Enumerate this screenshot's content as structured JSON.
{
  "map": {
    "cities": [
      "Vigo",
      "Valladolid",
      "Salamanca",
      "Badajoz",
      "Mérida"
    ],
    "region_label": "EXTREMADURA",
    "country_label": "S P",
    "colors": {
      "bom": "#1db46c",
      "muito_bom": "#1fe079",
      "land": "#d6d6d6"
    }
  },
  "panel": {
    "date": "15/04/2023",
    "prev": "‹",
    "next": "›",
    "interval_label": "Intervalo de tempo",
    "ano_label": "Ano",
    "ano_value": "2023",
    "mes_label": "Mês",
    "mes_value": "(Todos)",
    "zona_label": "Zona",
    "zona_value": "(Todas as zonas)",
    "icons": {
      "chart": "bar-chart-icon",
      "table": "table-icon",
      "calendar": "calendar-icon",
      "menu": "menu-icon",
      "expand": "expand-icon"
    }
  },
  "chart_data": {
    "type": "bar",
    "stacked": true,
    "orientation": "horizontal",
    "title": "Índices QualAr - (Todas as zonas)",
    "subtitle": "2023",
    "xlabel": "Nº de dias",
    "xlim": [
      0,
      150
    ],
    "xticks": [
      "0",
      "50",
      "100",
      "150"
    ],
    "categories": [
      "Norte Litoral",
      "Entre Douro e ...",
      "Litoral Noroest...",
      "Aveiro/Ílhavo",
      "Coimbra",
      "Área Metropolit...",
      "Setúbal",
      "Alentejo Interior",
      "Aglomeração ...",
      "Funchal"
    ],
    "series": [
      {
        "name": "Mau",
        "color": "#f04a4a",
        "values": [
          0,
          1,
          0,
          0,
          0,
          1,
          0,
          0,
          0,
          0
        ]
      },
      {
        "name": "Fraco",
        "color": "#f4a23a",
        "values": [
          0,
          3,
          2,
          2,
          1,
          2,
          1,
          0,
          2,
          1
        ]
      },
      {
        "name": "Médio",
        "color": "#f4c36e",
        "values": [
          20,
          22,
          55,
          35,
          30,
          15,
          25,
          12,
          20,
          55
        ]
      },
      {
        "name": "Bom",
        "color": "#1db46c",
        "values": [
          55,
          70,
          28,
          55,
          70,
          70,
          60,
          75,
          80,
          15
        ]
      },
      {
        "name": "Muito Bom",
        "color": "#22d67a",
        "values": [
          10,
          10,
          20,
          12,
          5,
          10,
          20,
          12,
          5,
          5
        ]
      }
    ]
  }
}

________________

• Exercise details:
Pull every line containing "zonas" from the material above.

• Completed task:
    "zona_value": "(Todas as zonas)",
    "title": "Índices QualAr - (Todas as zonas)",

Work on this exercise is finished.